Category: Presenting "The Curious Gardener"
It is time to think about putting your garden to bed, harvesting your crops and preparing for next year’s garden. Here are some of my fall tips for the edible garden.
- Be Safe—The Society of American Hand Therapists recently announced that wearing gardening gloves was at the top of their list for preventing gardening injuries. Womanswork has a pair to suit every hand, task and season. In this month’s Martha Stewart Living, she features the Womanswork Goatskin Glove as one of her “Finds” for fall cleanup in the garden.
- Don’t let Jack Frost catch you off guard—I bookmark a handy website that tells me when I can expect my first and last frost date, based on my zip code. Usually it happens sometime around late Sept. to early October in my Hudson Valley, NY garden. Once I hear the first frost is on its way I harvest the tender annuals and perennials that will go into shock or place them safely indoors. The Womanswork Herb and Vegetable Garden Wheels, priced at $8 each, tell you which plants are least or most tolerant of the cold.

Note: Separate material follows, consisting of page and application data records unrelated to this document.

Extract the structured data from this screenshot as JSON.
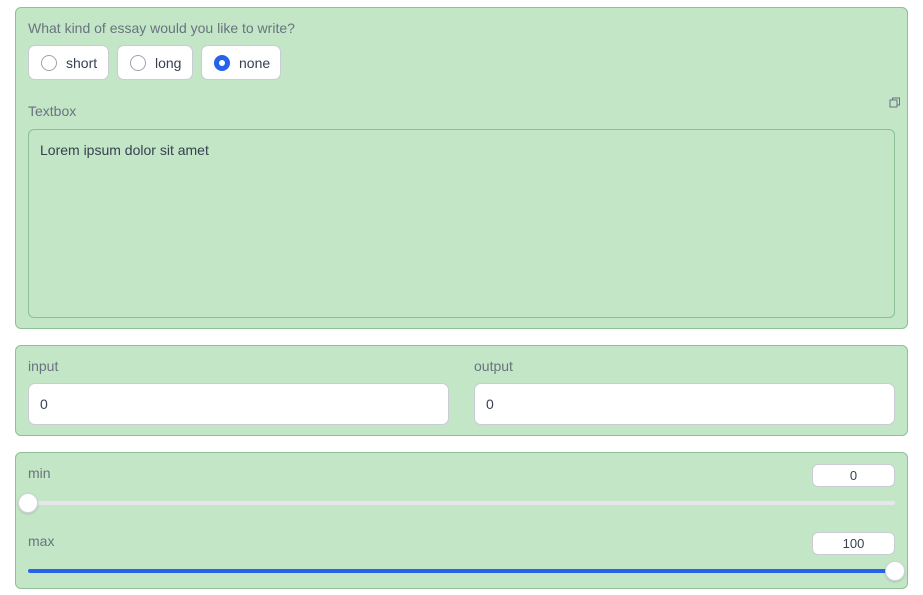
{
  "essay": {
    "question": "What kind of essay would you like to write?",
    "options": [
      "short",
      "long",
      "none"
    ],
    "selected": "none",
    "textbox_label": "Textbox",
    "textbox_value": "Lorem ipsum dolor sit amet"
  },
  "io": {
    "input_label": "input",
    "input_value": "0",
    "output_label": "output",
    "output_value": "0"
  },
  "range": {
    "min_label": "min",
    "min_value": "0",
    "max_label": "max",
    "max_value": "100",
    "slider_min": 0,
    "slider_max": 100
  },
  "colors": {
    "panel_bg": "#c2e6c6",
    "accent": "#2563eb"
  }
}
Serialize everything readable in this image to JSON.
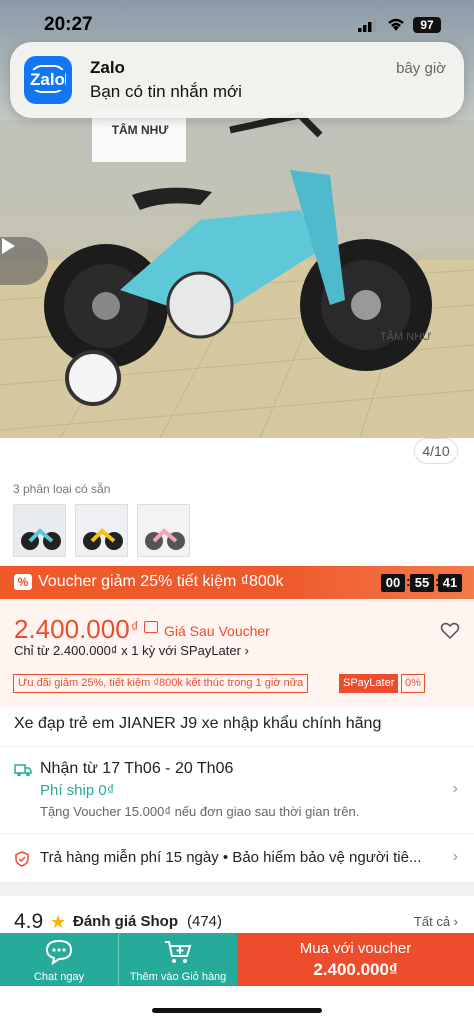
{
  "status_bar": {
    "time": "20:27",
    "battery": "97"
  },
  "notification": {
    "app_icon_text": "Zalo",
    "app_name": "Zalo",
    "message": "Bạn có tin nhắn mới",
    "time": "bây giờ"
  },
  "gallery": {
    "counter": "4/10",
    "watermark": "TÂM NHƯ"
  },
  "variants": {
    "label": "3 phân loại có sẵn",
    "count": 3
  },
  "voucher_banner": {
    "icon": "%",
    "text": "Voucher giảm 25% tiết kiệm ₫800k",
    "timer": [
      "00",
      "55",
      "41"
    ]
  },
  "price": {
    "value": "2.400.000",
    "currency": "₫",
    "after_voucher": "Giá Sau Voucher",
    "spaylater": "Chỉ từ 2.400.000₫ x 1 kỳ với SPayLater ›",
    "promo": "Ưu đãi giảm 25%, tiết kiệm ₫800k kết thúc trong 1 giờ nữa",
    "spl_badge": "SPayLater",
    "spl_pct": "0%"
  },
  "product": {
    "title": "Xe đạp trẻ em JIANER J9 xe nhập khẩu chính hãng"
  },
  "shipping": {
    "date": "Nhận từ 17 Th06 - 20 Th06",
    "fee": "Phí ship 0₫",
    "note": "Tặng Voucher 15.000₫ nếu đơn giao sau thời gian trên."
  },
  "return_policy": {
    "text": "Trả hàng miễn phí 15 ngày  •  Bảo hiểm bảo vệ người tiê..."
  },
  "rating": {
    "score": "4.9",
    "star": "★",
    "label": "Đánh giá Shop",
    "count": "(474)",
    "see_all": "Tất cả ›"
  },
  "bottom_bar": {
    "chat_label": "Chat ngay",
    "cart_label": "Thêm vào Giỏ hàng",
    "buy_line1": "Mua với voucher",
    "buy_line2": "2.400.000₫"
  },
  "colors": {
    "brand": "#ee4d2d",
    "teal": "#26aa99"
  }
}
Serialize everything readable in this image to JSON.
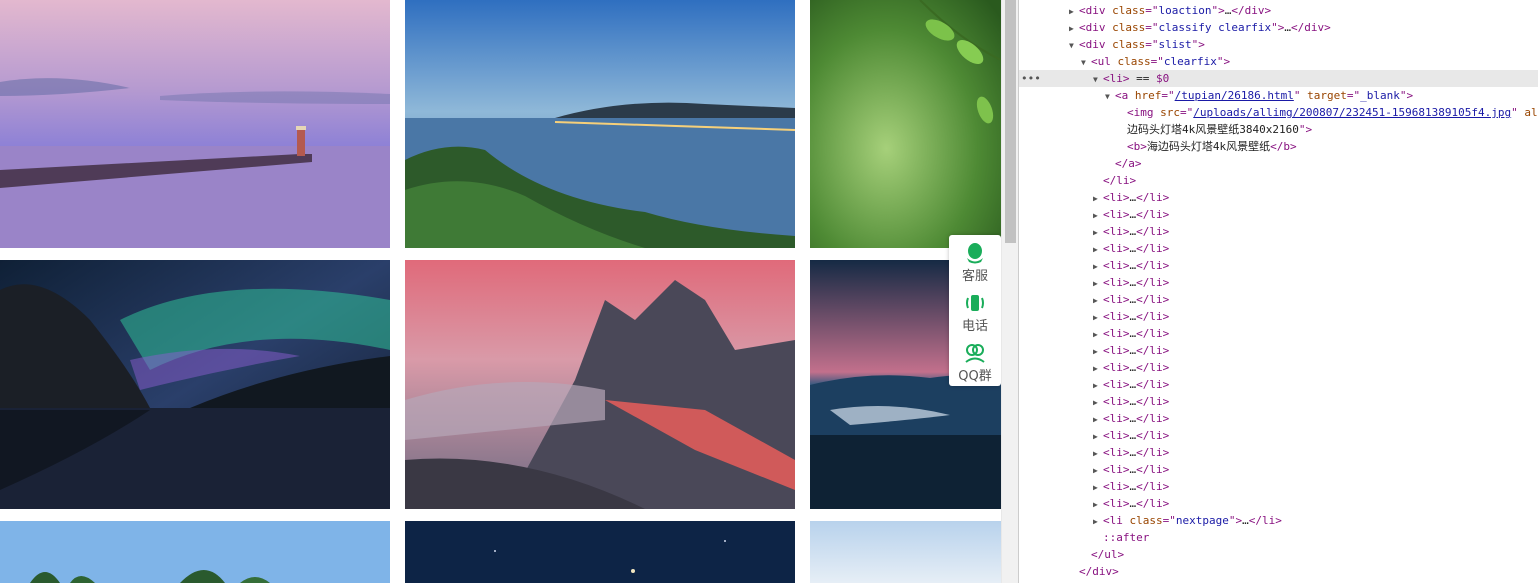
{
  "floating_panel": {
    "items": [
      {
        "label": "客服",
        "icon": "qq-penguin-icon"
      },
      {
        "label": "电话",
        "icon": "phone-icon"
      },
      {
        "label": "QQ群",
        "icon": "qq-group-icon"
      }
    ],
    "accent": "#1aad5a"
  },
  "devtools": {
    "lines": [
      {
        "indent": 4,
        "tri": "▶",
        "parts": [
          [
            "tg",
            "<div "
          ],
          [
            "an",
            "class"
          ],
          [
            "tg",
            "=\""
          ],
          [
            "av",
            "loaction"
          ],
          [
            "tg",
            "\">"
          ],
          [
            "tx",
            "…"
          ],
          [
            "tg",
            "</div>"
          ]
        ]
      },
      {
        "indent": 4,
        "tri": "▶",
        "parts": [
          [
            "tg",
            "<div "
          ],
          [
            "an",
            "class"
          ],
          [
            "tg",
            "=\""
          ],
          [
            "av",
            "classify clearfix"
          ],
          [
            "tg",
            "\">"
          ],
          [
            "tx",
            "…"
          ],
          [
            "tg",
            "</div>"
          ]
        ]
      },
      {
        "indent": 4,
        "tri": "▼",
        "parts": [
          [
            "tg",
            "<div "
          ],
          [
            "an",
            "class"
          ],
          [
            "tg",
            "=\""
          ],
          [
            "av",
            "slist"
          ],
          [
            "tg",
            "\">"
          ]
        ]
      },
      {
        "indent": 5,
        "tri": "▼",
        "parts": [
          [
            "tg",
            "<ul "
          ],
          [
            "an",
            "class"
          ],
          [
            "tg",
            "=\""
          ],
          [
            "av",
            "clearfix"
          ],
          [
            "tg",
            "\">"
          ]
        ]
      },
      {
        "indent": 6,
        "tri": "▼",
        "sel": true,
        "parts": [
          [
            "tg",
            "<li>"
          ],
          [
            "tx",
            " == "
          ],
          [
            "ps",
            "$0"
          ]
        ]
      },
      {
        "indent": 7,
        "tri": "▼",
        "parts": [
          [
            "tg",
            "<a "
          ],
          [
            "an",
            "href"
          ],
          [
            "tg",
            "=\""
          ],
          [
            "lk",
            "/tupian/26186.html"
          ],
          [
            "tg",
            "\" "
          ],
          [
            "an",
            "target"
          ],
          [
            "tg",
            "=\""
          ],
          [
            "av",
            "_blank"
          ],
          [
            "tg",
            "\">"
          ]
        ]
      },
      {
        "indent": 8,
        "tri": "",
        "parts": [
          [
            "tg",
            "<img "
          ],
          [
            "an",
            "src"
          ],
          [
            "tg",
            "=\""
          ],
          [
            "lk",
            "/uploads/allimg/200807/232451-159681389105f4.jpg"
          ],
          [
            "tg",
            "\" "
          ],
          [
            "an",
            "al"
          ]
        ]
      },
      {
        "indent": 8,
        "tri": "",
        "parts": [
          [
            "tx",
            "边码头灯塔4k风景壁纸3840x2160"
          ],
          [
            "tg",
            "\">"
          ]
        ]
      },
      {
        "indent": 8,
        "tri": "",
        "parts": [
          [
            "tg",
            "<b>"
          ],
          [
            "tx",
            "海边码头灯塔4k风景壁纸"
          ],
          [
            "tg",
            "</b>"
          ]
        ]
      },
      {
        "indent": 7,
        "tri": "",
        "parts": [
          [
            "tg",
            "</a>"
          ]
        ]
      },
      {
        "indent": 6,
        "tri": "",
        "parts": [
          [
            "tg",
            "</li>"
          ]
        ]
      },
      {
        "indent": 6,
        "tri": "▶",
        "parts": [
          [
            "tg",
            "<li>"
          ],
          [
            "tx",
            "…"
          ],
          [
            "tg",
            "</li>"
          ]
        ]
      },
      {
        "indent": 6,
        "tri": "▶",
        "parts": [
          [
            "tg",
            "<li>"
          ],
          [
            "tx",
            "…"
          ],
          [
            "tg",
            "</li>"
          ]
        ]
      },
      {
        "indent": 6,
        "tri": "▶",
        "parts": [
          [
            "tg",
            "<li>"
          ],
          [
            "tx",
            "…"
          ],
          [
            "tg",
            "</li>"
          ]
        ]
      },
      {
        "indent": 6,
        "tri": "▶",
        "parts": [
          [
            "tg",
            "<li>"
          ],
          [
            "tx",
            "…"
          ],
          [
            "tg",
            "</li>"
          ]
        ]
      },
      {
        "indent": 6,
        "tri": "▶",
        "parts": [
          [
            "tg",
            "<li>"
          ],
          [
            "tx",
            "…"
          ],
          [
            "tg",
            "</li>"
          ]
        ]
      },
      {
        "indent": 6,
        "tri": "▶",
        "parts": [
          [
            "tg",
            "<li>"
          ],
          [
            "tx",
            "…"
          ],
          [
            "tg",
            "</li>"
          ]
        ]
      },
      {
        "indent": 6,
        "tri": "▶",
        "parts": [
          [
            "tg",
            "<li>"
          ],
          [
            "tx",
            "…"
          ],
          [
            "tg",
            "</li>"
          ]
        ]
      },
      {
        "indent": 6,
        "tri": "▶",
        "parts": [
          [
            "tg",
            "<li>"
          ],
          [
            "tx",
            "…"
          ],
          [
            "tg",
            "</li>"
          ]
        ]
      },
      {
        "indent": 6,
        "tri": "▶",
        "parts": [
          [
            "tg",
            "<li>"
          ],
          [
            "tx",
            "…"
          ],
          [
            "tg",
            "</li>"
          ]
        ]
      },
      {
        "indent": 6,
        "tri": "▶",
        "parts": [
          [
            "tg",
            "<li>"
          ],
          [
            "tx",
            "…"
          ],
          [
            "tg",
            "</li>"
          ]
        ]
      },
      {
        "indent": 6,
        "tri": "▶",
        "parts": [
          [
            "tg",
            "<li>"
          ],
          [
            "tx",
            "…"
          ],
          [
            "tg",
            "</li>"
          ]
        ]
      },
      {
        "indent": 6,
        "tri": "▶",
        "parts": [
          [
            "tg",
            "<li>"
          ],
          [
            "tx",
            "…"
          ],
          [
            "tg",
            "</li>"
          ]
        ]
      },
      {
        "indent": 6,
        "tri": "▶",
        "parts": [
          [
            "tg",
            "<li>"
          ],
          [
            "tx",
            "…"
          ],
          [
            "tg",
            "</li>"
          ]
        ]
      },
      {
        "indent": 6,
        "tri": "▶",
        "parts": [
          [
            "tg",
            "<li>"
          ],
          [
            "tx",
            "…"
          ],
          [
            "tg",
            "</li>"
          ]
        ]
      },
      {
        "indent": 6,
        "tri": "▶",
        "parts": [
          [
            "tg",
            "<li>"
          ],
          [
            "tx",
            "…"
          ],
          [
            "tg",
            "</li>"
          ]
        ]
      },
      {
        "indent": 6,
        "tri": "▶",
        "parts": [
          [
            "tg",
            "<li>"
          ],
          [
            "tx",
            "…"
          ],
          [
            "tg",
            "</li>"
          ]
        ]
      },
      {
        "indent": 6,
        "tri": "▶",
        "parts": [
          [
            "tg",
            "<li>"
          ],
          [
            "tx",
            "…"
          ],
          [
            "tg",
            "</li>"
          ]
        ]
      },
      {
        "indent": 6,
        "tri": "▶",
        "parts": [
          [
            "tg",
            "<li>"
          ],
          [
            "tx",
            "…"
          ],
          [
            "tg",
            "</li>"
          ]
        ]
      },
      {
        "indent": 6,
        "tri": "▶",
        "parts": [
          [
            "tg",
            "<li>"
          ],
          [
            "tx",
            "…"
          ],
          [
            "tg",
            "</li>"
          ]
        ]
      },
      {
        "indent": 6,
        "tri": "▶",
        "parts": [
          [
            "tg",
            "<li "
          ],
          [
            "an",
            "class"
          ],
          [
            "tg",
            "=\""
          ],
          [
            "av",
            "nextpage"
          ],
          [
            "tg",
            "\">"
          ],
          [
            "tx",
            "…"
          ],
          [
            "tg",
            "</li>"
          ]
        ]
      },
      {
        "indent": 6,
        "tri": "",
        "parts": [
          [
            "ps",
            "::after"
          ]
        ]
      },
      {
        "indent": 5,
        "tri": "",
        "parts": [
          [
            "tg",
            "</ul>"
          ]
        ]
      },
      {
        "indent": 4,
        "tri": "",
        "parts": [
          [
            "tg",
            "</div>"
          ]
        ]
      }
    ]
  }
}
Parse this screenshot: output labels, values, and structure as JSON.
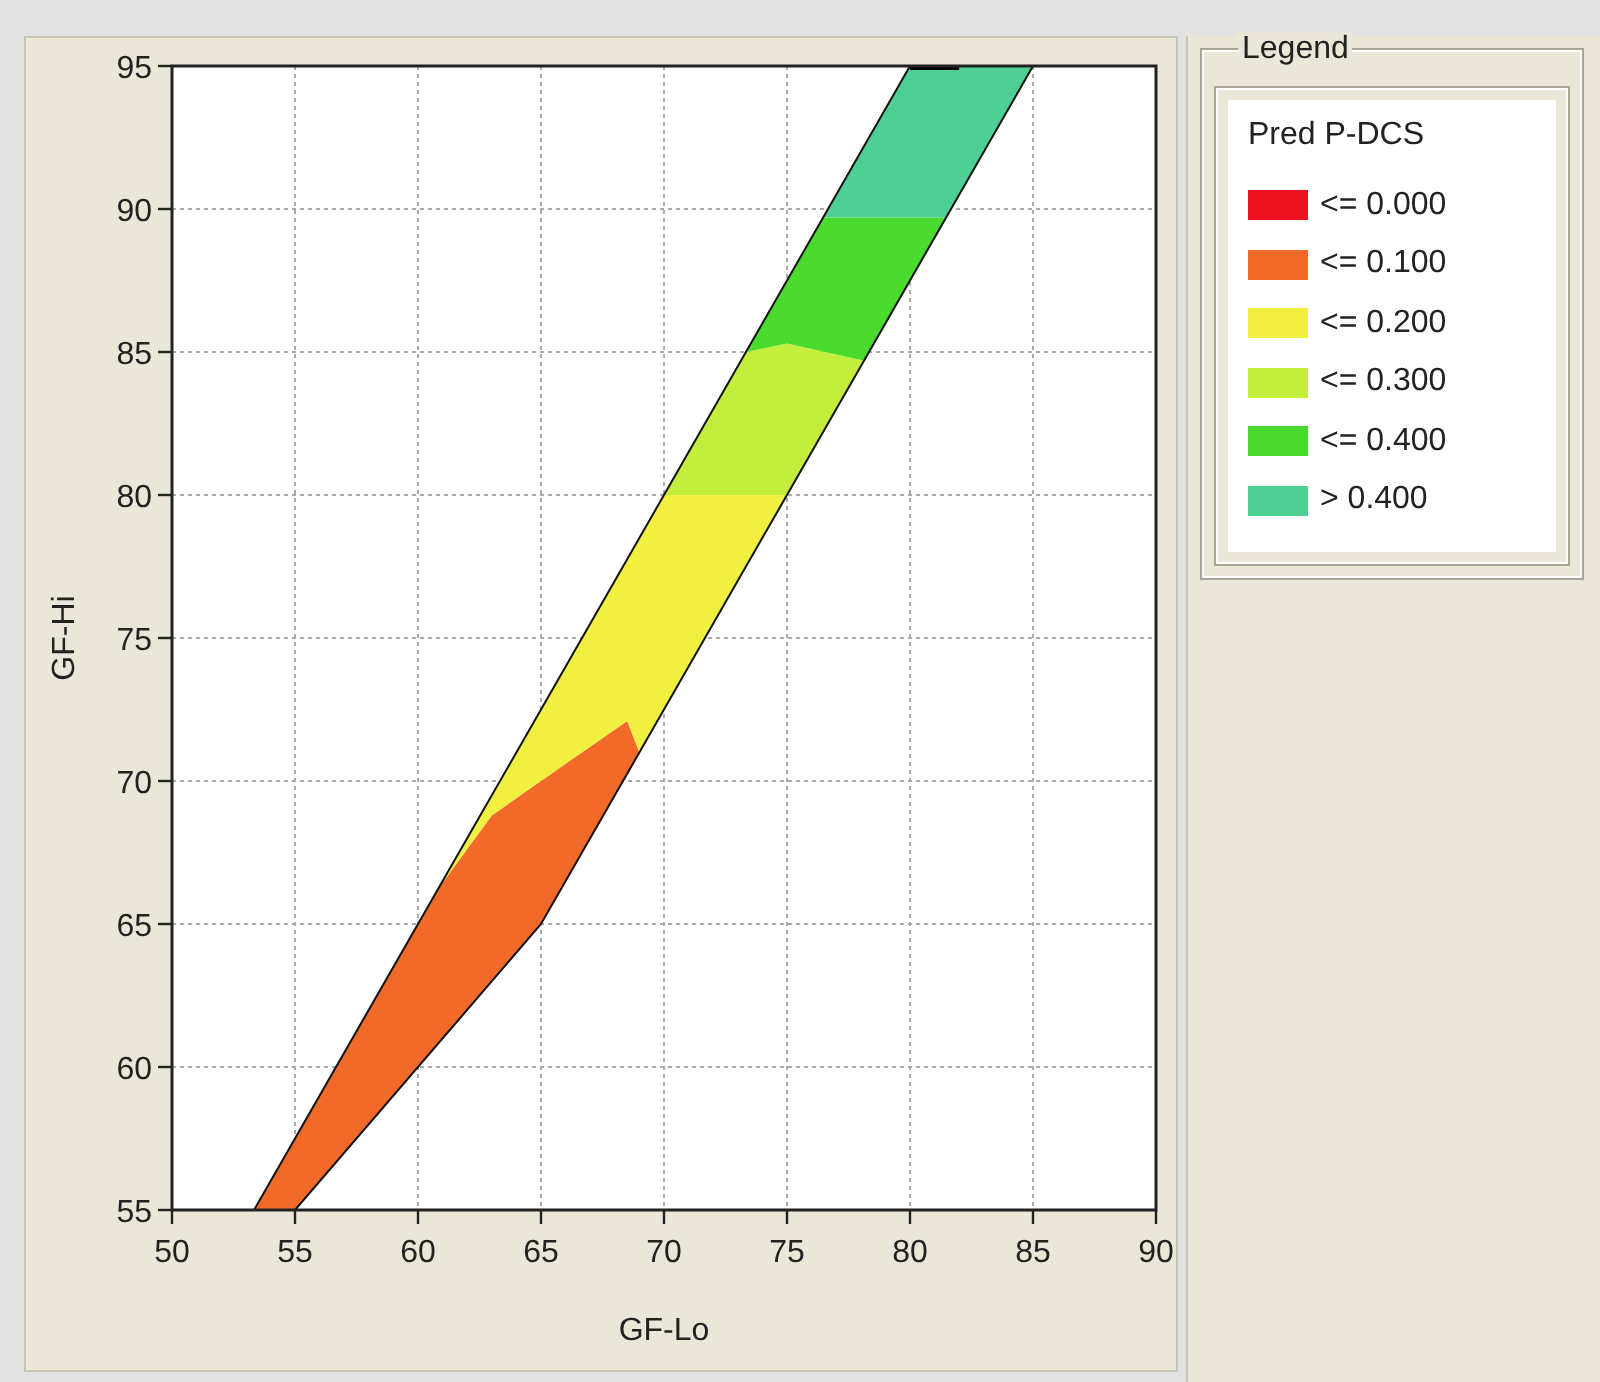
{
  "chart": {
    "y_axis_title": "GF-Hi",
    "x_axis_title": "GF-Lo",
    "y_tick_labels": [
      "95",
      "90",
      "85",
      "80",
      "75",
      "70",
      "65",
      "60",
      "55"
    ],
    "x_tick_labels": [
      "50",
      "55",
      "60",
      "65",
      "70",
      "75",
      "80",
      "85",
      "90"
    ]
  },
  "legend": {
    "title": "Legend",
    "heading": "Pred P-DCS",
    "items": [
      {
        "label": "<= 0.000",
        "color": "#ee1122"
      },
      {
        "label": "<= 0.100",
        "color": "#f26a2a"
      },
      {
        "label": "<= 0.200",
        "color": "#f1ef3f"
      },
      {
        "label": "<= 0.300",
        "color": "#c3ee3b"
      },
      {
        "label": "<= 0.400",
        "color": "#4bdb2f"
      },
      {
        "label": "> 0.400",
        "color": "#4ecf93"
      }
    ]
  }
}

- Recycle your leaves – Fall leaves are plentiful in my yard. My friend the famous horticulturist, Ruth Rogers Clausen, recommends a leaf shredder for harnessing this source of rich nutrients to add to your compost heap or place right on top of your garden beds in the Fall. Womanswork “Digger” Gardening gloves that feature a longer cuff with Velcro closure that keep soil and debris out of gloves are ideal for this chore. “Digger Gloves” sell for $19.
- Preserve your crops – Preserving fruits and vegetables for winter has been a valued homemaking skill for centuries and now with the renewed interest in edible gardening this skill is having a renaissance. Many cookbooks and Web sites offer detailed instructions on how to make sure your preserved foods are safe and delicious. Whip up some pesto from your basil crop or consider alternative pestos using arugula or other herbs. Check out this link for a recipe for arugula pesto: http://www.foodnetwork.com/recipes/michael-chiarello/arugula-pesto-recipe/index.html. Mmmmmmm…..
Remember the hungry– September is the month when our nationwide network of food banks asks Americans to support ending hunger in our country. Womanswork supports our local ‘soup kitchen’ by making dinner for those in need of a hot meal. You can also help by donating a portion of your harvest to your local food pantry. For a list of food pantries near you, click here: http://www.ampleharvest.org/find-pantry.php (Food banks are regional and they supply local food pantries).
- Plant Your Garlic– Garlic is one of the most used herbs in our kitchen. We planted our first crop last fall and then harvested them in the late summer. When you plant your garlic be sure to mark where you planted it because the garlic won’t show any signs of growth in early spring. Womanswork has plant labels for just this purpose. Priced at just $5 and $8, depending on the size, they are an essential and inexpensive gardening aid and make a thoughtful gift for your gardener friends. For more details on growing and harvesting garlic, consult “The Vegetable Garden Wheel”.